Aside from that drama, by this point, not to blow my own trumpet, but I was an absolute joy to be around. Kinda like old Emma, but with a bit more padding and dressed in leggings 24/7. Hell, I even joined pregnancy yoga so that I could learn to be all Zen and learn about hypnobirthing etc.
Lets just say ‘third trimester me’ laughed in the face of poor little naive ‘second trimester me.’
Although impatience had been a running theme throughout, it REALLY ramped up a gear by this stage. I found myself constantly thinking about giving birth. We’d not finished the nursery, nor got the house prepared and don’t even get me started on packing hospital bags. But in a completely unrealistic and impractical way, I was ready and just wanted her to arrive.
So i can’t really judge the poor gal for HER impatience now, can I?!
Aside from a little bleed at 30weeks, at which point I was advised to ‘take it easy’ and obviously ignored, there had been little in the way of troubling symptoms.
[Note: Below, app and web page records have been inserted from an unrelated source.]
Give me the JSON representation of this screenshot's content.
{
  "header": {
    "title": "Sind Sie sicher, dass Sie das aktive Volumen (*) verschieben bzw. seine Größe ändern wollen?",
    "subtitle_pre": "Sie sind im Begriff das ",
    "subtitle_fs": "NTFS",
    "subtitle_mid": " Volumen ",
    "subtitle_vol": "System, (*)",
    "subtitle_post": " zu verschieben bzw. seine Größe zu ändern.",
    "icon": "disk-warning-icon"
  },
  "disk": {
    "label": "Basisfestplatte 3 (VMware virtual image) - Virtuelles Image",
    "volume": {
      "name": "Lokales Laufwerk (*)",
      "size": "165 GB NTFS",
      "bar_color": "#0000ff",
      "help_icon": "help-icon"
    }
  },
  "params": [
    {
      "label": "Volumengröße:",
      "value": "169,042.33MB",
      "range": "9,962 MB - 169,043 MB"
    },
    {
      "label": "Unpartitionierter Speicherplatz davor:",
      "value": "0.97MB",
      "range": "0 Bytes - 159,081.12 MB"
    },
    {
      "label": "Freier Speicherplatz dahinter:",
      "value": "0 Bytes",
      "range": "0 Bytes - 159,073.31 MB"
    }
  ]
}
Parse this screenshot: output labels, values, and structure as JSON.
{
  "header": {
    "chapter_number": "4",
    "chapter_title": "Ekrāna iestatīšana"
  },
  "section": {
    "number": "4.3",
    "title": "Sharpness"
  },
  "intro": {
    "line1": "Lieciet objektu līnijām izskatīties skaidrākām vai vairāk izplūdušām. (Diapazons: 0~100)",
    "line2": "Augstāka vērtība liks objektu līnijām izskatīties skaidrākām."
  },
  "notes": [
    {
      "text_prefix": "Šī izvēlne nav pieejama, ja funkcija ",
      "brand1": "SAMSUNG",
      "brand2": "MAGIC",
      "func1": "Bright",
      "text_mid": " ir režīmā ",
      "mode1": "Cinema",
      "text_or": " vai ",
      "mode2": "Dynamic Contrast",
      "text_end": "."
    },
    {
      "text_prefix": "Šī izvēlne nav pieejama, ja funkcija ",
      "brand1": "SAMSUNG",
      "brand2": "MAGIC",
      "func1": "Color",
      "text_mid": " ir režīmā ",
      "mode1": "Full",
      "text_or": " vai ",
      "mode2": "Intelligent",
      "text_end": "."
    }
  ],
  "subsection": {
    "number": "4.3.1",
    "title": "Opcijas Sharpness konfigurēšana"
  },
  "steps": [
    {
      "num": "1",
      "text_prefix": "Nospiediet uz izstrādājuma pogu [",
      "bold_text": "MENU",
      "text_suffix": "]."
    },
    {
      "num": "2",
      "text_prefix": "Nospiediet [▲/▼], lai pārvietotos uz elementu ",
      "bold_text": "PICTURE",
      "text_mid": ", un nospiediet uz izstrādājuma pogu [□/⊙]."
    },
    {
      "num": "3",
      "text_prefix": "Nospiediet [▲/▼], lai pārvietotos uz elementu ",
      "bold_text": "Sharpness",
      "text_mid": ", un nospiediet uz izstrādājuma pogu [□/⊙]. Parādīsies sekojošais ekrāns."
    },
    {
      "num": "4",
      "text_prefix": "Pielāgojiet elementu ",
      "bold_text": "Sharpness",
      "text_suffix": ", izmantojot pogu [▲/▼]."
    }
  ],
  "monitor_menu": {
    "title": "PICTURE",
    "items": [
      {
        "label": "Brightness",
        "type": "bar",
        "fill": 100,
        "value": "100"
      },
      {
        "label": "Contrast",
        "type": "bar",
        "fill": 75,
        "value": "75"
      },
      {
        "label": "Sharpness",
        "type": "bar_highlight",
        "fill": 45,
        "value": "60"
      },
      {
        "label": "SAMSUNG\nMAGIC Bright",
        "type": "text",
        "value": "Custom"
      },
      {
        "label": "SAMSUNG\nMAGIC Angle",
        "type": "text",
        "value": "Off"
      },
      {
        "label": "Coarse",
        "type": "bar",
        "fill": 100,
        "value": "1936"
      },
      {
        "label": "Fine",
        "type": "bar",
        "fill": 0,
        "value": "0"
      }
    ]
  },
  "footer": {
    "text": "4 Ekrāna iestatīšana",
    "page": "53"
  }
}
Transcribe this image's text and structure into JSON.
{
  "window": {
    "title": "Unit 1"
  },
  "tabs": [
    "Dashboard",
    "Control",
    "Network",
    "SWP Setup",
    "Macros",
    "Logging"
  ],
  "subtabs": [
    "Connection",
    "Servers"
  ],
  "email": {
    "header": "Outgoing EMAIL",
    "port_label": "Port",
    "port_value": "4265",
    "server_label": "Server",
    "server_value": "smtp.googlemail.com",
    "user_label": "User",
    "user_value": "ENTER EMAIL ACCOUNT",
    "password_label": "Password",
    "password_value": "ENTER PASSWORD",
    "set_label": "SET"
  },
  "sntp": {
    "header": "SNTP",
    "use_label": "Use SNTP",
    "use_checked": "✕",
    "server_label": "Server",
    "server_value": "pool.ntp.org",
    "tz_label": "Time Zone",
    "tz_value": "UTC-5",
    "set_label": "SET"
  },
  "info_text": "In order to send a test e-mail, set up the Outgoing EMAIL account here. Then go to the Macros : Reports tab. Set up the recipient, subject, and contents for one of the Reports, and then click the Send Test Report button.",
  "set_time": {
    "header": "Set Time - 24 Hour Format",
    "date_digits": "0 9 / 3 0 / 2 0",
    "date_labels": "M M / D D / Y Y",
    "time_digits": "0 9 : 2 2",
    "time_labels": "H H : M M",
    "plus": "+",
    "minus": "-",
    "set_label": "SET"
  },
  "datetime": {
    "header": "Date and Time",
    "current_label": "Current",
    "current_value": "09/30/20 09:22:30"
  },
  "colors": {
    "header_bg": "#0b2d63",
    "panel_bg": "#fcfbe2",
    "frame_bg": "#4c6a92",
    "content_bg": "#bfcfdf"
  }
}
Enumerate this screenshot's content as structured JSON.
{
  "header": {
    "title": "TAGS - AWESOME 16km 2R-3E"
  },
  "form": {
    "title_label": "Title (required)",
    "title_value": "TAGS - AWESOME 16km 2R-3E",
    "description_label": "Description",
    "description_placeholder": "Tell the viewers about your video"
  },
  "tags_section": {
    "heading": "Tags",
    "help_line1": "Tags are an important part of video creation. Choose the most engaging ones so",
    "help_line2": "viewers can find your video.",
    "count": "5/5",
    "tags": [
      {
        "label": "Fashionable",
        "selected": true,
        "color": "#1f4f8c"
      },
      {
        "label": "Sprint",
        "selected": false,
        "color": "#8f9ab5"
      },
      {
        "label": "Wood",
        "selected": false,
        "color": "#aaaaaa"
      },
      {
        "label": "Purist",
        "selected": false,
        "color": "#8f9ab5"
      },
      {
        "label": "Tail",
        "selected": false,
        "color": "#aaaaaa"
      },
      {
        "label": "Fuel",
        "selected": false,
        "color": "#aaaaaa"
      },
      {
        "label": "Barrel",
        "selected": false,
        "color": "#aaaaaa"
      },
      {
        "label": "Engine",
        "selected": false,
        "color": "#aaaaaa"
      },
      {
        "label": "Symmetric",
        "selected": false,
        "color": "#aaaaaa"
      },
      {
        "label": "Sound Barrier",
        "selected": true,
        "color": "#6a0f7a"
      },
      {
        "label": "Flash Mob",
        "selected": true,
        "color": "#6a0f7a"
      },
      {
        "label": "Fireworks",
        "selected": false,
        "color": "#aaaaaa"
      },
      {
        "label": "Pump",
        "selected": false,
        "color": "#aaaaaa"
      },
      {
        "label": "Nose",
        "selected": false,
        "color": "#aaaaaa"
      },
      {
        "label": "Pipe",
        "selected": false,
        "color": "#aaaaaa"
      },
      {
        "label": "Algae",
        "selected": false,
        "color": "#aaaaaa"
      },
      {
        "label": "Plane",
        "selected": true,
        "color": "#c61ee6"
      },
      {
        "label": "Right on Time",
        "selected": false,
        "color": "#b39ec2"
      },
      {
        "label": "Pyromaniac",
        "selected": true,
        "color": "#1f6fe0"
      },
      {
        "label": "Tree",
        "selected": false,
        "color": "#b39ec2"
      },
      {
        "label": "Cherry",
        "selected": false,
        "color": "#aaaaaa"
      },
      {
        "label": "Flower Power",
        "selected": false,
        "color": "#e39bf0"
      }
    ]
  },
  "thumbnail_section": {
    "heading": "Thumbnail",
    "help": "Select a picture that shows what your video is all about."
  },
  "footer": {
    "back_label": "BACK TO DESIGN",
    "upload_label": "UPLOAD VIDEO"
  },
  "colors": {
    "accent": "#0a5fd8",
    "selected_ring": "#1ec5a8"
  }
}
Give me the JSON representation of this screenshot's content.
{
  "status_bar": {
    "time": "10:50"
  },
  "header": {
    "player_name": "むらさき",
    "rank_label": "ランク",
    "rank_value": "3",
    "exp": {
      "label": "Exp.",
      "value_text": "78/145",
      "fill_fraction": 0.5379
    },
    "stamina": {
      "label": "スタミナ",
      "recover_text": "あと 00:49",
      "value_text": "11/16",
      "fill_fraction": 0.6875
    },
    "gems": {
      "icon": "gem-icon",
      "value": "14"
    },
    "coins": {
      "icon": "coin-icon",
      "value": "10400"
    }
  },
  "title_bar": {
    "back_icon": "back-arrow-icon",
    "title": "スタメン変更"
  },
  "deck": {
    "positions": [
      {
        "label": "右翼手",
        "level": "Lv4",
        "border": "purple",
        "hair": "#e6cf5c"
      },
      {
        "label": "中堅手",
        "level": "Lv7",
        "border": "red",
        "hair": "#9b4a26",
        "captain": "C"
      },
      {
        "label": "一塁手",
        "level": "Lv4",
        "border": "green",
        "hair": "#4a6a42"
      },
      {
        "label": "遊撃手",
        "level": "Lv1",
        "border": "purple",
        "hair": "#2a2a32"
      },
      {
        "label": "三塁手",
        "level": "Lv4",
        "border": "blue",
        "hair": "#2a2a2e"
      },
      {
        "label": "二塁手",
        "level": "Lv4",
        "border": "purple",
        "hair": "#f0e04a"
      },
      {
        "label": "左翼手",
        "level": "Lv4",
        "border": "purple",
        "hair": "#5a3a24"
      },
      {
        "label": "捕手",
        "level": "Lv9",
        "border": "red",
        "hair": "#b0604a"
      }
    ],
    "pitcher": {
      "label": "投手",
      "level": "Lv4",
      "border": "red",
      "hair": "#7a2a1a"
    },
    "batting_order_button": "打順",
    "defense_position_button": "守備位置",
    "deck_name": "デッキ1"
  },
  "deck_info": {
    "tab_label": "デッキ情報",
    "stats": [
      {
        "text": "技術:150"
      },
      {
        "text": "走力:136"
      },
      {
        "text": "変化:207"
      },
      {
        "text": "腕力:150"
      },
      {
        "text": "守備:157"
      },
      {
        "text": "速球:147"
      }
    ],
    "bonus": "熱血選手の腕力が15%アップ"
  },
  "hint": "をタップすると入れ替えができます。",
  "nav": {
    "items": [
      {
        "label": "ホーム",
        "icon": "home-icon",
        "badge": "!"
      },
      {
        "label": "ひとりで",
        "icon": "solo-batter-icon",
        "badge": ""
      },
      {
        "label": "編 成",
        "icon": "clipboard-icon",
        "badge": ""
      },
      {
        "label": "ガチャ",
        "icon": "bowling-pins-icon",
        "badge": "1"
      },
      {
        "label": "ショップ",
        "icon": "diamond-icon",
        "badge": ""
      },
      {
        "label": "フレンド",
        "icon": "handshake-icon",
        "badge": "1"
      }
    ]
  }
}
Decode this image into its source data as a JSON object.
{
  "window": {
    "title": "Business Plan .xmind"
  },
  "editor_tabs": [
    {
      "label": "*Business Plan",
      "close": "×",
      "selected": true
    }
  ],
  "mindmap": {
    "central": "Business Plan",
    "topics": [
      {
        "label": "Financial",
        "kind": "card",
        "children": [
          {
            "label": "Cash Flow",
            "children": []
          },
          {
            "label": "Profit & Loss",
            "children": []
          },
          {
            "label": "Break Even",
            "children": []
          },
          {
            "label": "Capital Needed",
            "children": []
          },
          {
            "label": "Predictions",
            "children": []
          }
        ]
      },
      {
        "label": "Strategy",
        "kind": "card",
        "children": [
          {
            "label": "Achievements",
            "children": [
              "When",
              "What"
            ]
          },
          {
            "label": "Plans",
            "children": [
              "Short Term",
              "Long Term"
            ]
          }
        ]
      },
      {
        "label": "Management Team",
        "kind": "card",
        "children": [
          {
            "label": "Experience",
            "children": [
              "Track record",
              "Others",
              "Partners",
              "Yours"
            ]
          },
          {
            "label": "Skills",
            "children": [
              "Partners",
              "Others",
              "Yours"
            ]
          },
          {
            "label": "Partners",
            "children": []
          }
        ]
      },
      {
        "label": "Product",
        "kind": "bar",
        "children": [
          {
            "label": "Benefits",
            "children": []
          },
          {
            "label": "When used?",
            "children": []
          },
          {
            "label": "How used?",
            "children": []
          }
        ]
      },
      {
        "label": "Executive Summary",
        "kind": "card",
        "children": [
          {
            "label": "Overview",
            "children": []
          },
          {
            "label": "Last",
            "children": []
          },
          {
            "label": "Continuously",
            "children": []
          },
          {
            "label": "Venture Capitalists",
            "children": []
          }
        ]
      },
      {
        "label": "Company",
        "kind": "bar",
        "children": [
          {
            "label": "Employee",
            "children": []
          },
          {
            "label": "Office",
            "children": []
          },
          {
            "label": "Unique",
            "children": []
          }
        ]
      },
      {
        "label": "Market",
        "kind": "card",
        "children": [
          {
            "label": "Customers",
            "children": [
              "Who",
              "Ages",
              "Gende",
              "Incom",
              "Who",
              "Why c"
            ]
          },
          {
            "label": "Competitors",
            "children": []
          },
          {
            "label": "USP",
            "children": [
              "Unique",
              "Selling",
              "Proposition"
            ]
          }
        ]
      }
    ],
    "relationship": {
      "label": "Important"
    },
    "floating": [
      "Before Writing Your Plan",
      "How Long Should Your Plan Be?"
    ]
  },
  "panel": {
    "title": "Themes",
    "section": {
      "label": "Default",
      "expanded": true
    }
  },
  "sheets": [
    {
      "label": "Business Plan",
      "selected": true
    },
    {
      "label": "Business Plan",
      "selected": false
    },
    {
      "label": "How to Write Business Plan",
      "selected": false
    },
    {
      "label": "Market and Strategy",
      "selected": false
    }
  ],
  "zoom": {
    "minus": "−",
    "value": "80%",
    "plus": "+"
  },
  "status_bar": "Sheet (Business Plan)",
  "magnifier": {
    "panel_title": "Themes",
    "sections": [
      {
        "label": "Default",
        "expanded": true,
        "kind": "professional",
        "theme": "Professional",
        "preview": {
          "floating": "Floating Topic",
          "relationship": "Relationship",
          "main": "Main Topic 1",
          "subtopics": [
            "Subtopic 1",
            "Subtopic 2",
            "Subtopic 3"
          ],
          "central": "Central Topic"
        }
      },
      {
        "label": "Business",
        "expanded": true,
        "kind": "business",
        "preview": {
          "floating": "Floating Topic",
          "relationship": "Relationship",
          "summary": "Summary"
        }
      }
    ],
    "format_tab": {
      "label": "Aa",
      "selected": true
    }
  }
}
Well, it troubled me that I appeared to be unable to do anything other than WADDLE by week 33, but nothing troubling to the pregnancy.
I enjoyed a weekend away with some friends where I spent the majority of it in the bath because my back decided to remind me that binge eating share sized crisps on a nightly basis has it’s consequences. But it was still lovely to just chill. And do a casual 5mile walk, as you do. At this point, I still had a fortnight to go before my maternity leave was due to start so i was pretty worried when by shift 2, I was absolutely exhausted and my back pain liked to remind me of itself at least 63756 times day. What I probably should have been a tiny bit more worried about, was the fact I seemed to be leaking every time I stood up. Dashing to the toilet, cursing myself for not doing those pelvic floor exercises as often as I should, i just put it down to yet another awful late-stage pregnancy symptom. Coupled with the intermittent back pain i’d been having, surely alarm bells would start to ring?! But at 34 weeks, it was FAR too early to be anything serious, right?!
No such luck…..
‘Welcome to pre-term labour hun.’
So there we have it. My non-interesting, non-eventful, relatively healthy (if you ignore my food intake for the ENTIRE time) pregnancy. No real indicators that I was going to have an early baby and certainly nothing I could have done differently to avoid it. Once all infection swabs came back negative (usually the number one cause of PROM (premature rupture of membranes)) it left me thinking that it was obviously something I had caused – maybe by doing too much or working too hard, stressing a lot?!
Thankfully most health professionals have reassured me by saying it’s ‘just one of those things’ and there’s nothing I could’ve done to prevent it. Something I’ve struggled to get my head around – ‘mum guilt’ at it’s finest hey??
It does put me at higher risk of another premature (and fast) labour – read more about my birth here if it tickles your fancy – but I’ll worry about that if/when the time comes.
For now? I’m gonna enjoy a bit more of my delightfully impatient, fiercely independent and determined little EIGHT MONTH baby.